▶ [Exercise]: What you produce should be every line from the data that includes "keanupahlevi".

▶ [Given records]:
-- Opening Marker --
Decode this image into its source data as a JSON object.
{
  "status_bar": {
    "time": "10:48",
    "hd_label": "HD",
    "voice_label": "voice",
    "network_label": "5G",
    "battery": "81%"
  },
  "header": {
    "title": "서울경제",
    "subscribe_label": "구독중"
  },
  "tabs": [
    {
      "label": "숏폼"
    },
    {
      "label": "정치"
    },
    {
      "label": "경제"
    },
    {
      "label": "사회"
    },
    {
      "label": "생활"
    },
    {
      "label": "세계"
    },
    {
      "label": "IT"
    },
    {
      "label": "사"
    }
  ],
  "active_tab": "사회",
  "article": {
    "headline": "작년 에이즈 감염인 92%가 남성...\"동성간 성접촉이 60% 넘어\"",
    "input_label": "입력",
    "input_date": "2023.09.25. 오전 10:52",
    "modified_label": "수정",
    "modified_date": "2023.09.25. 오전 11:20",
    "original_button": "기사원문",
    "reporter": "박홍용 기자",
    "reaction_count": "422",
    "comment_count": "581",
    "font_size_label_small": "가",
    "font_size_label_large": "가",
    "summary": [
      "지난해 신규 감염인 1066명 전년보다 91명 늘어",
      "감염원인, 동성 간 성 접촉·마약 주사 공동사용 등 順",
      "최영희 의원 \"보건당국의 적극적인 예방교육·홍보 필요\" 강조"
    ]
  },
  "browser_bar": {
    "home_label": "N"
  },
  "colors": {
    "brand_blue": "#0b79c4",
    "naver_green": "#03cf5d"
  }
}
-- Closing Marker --
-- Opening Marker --
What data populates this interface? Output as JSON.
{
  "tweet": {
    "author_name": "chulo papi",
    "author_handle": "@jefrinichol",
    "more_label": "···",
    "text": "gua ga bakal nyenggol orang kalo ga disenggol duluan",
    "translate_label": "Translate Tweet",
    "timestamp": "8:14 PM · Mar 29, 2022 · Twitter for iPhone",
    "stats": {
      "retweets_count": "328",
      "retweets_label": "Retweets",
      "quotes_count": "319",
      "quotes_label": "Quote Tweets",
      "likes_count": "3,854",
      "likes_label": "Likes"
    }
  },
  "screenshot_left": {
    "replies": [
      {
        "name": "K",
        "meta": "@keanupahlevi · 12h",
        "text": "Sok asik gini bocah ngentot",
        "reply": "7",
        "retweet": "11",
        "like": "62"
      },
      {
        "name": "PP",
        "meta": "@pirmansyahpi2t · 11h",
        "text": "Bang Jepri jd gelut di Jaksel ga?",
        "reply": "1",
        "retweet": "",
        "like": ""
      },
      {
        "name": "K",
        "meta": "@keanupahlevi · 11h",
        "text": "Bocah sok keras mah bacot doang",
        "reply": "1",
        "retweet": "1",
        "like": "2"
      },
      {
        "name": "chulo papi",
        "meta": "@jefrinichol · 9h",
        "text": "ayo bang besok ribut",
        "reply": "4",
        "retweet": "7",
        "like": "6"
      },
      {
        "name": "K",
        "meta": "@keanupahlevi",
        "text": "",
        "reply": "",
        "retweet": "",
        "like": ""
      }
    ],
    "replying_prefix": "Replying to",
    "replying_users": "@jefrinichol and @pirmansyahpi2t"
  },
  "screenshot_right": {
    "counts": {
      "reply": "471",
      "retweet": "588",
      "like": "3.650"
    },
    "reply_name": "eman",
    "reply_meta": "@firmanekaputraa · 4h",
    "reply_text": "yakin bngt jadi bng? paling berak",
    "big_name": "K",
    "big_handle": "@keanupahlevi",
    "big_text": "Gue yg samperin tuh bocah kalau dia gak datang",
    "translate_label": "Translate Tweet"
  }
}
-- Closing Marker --
▶ [Response to this task]:
        "meta": "@keanupahlevi · 12h",
        "meta": "@keanupahlevi · 11h",
        "meta": "@keanupahlevi",
    "big_handle": "@keanupahlevi",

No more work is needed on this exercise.